Message schema defines allowed data structure of an XML document. In other words, data sequence, occurrence and tag for each piece of information entered. Meaning and content of each tag is defined by a message standard. Usually data structure is defined using DTD (Document Type Definition) or XSD (W3C XML Schema). Use of other message schemas such as Relax NG is rare. Today most of the structured data formats are described using W3C XML schema.
XSD schemas are preferred over DTD for several reasons. DTD's power of expression is limited. It can be used to express data sequence and allowed tags, but it has limited ability to express permitted data values. Especially for organizations participating in electronic data interchange, it is crucial that data is 100% valid. Therefore DTD is often sufficient only for XML documents which are intended to be visualized (to be interpreted visually). DTD has also limitations with XML namespaces which in turn limits its use in applications. Additionally, DTD is from the period before the "XML era". Therefore a syntax used to define DTD is not based on XML, in contrast to XSD.
Message schemas lack ability to state technical and business rules, specifically conditional ones, as well as various integrity requirements. Failure to fulfill these requirements raises issues which are difficult to detect manually. Without ability for detailed testing, errors are not detected before sending data to the recipient's system.

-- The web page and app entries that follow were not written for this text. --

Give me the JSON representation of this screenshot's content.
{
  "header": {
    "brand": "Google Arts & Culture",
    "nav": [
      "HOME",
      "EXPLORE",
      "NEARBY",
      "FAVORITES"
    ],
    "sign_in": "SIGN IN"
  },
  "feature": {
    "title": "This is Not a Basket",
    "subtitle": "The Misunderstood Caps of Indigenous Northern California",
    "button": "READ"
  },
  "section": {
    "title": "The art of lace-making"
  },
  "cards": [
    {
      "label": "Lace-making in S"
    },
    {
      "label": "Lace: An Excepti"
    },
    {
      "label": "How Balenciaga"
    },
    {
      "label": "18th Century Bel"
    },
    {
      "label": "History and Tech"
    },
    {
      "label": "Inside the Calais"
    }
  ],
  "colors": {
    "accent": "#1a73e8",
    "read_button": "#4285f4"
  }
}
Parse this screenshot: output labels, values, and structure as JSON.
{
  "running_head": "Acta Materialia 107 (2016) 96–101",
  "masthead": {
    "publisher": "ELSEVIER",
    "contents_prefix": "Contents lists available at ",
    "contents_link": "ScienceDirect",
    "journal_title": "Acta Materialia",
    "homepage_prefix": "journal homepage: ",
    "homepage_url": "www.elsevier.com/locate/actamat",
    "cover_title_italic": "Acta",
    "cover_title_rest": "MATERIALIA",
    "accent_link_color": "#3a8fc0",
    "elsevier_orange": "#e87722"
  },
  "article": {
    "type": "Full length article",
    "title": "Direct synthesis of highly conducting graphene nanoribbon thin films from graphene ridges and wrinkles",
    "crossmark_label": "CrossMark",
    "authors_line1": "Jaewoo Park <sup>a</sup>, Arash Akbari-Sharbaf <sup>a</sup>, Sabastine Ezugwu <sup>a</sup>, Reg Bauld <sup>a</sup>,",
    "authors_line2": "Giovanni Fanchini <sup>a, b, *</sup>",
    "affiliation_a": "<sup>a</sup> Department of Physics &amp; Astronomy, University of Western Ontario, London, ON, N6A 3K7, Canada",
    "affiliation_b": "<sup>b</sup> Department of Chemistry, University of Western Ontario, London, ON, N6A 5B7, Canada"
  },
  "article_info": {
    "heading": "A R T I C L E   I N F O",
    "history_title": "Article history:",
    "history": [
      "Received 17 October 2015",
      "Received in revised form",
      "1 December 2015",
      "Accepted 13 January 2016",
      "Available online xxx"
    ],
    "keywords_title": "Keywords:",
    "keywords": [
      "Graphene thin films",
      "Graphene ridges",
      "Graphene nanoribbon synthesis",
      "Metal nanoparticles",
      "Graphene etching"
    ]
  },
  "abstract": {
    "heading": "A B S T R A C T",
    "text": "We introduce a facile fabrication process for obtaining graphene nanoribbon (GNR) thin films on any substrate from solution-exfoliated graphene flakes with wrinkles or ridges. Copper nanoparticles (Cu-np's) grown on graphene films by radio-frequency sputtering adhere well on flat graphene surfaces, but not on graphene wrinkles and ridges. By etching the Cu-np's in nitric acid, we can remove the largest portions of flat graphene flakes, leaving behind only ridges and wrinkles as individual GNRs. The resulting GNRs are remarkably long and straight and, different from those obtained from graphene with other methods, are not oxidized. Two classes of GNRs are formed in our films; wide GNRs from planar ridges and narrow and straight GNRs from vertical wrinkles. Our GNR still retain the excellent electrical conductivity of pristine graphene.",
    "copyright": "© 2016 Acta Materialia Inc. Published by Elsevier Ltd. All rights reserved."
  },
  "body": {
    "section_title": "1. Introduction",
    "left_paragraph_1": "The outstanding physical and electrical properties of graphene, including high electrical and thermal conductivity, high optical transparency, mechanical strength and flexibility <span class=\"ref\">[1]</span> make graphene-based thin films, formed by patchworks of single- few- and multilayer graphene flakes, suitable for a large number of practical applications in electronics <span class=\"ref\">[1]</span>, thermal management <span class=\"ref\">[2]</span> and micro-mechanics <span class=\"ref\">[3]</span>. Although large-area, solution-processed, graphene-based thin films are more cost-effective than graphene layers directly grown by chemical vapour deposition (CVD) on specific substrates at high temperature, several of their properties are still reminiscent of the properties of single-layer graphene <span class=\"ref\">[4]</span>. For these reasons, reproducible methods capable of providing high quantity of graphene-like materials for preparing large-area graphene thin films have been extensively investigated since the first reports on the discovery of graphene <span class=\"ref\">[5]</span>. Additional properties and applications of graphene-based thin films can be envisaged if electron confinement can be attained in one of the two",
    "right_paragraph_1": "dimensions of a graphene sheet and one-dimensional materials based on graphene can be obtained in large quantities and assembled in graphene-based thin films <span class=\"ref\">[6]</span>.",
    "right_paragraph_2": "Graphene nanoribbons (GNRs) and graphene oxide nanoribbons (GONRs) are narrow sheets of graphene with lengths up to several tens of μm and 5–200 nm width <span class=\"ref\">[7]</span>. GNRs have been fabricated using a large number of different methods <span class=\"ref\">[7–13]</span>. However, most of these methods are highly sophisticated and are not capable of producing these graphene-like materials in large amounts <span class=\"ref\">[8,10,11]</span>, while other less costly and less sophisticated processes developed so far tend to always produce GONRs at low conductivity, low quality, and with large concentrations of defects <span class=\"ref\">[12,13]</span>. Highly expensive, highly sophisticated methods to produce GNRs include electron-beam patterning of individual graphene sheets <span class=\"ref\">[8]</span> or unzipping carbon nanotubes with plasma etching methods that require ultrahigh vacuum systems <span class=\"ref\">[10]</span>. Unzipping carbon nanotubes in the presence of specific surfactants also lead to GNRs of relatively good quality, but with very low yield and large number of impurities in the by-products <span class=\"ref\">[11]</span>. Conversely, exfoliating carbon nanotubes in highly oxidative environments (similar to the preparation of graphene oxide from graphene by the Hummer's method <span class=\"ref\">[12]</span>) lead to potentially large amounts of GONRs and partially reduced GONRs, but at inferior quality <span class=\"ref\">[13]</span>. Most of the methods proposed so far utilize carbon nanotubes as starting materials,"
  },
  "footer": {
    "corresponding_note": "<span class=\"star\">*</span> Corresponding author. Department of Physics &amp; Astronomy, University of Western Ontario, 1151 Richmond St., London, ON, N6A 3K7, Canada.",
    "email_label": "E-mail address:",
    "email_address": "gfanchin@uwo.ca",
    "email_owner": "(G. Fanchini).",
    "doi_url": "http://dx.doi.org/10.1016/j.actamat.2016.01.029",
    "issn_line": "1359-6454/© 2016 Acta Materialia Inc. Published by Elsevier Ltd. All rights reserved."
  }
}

When you want to make sure your XML document is in line with XML schema, a test needs to be performed. We call it schema validation. As a complement for a message schema, it's recommended to publish a message implementation guideline. This guideline contains verbal descriptions of technical and business rules affecting on content requirements. Testing tools to verify independently that XML document conforms to the guideline has been rare and expensive. Truugo provides an easy and inexpensive way to setup a test profile, to perform both schema validation and rule-based validation at once.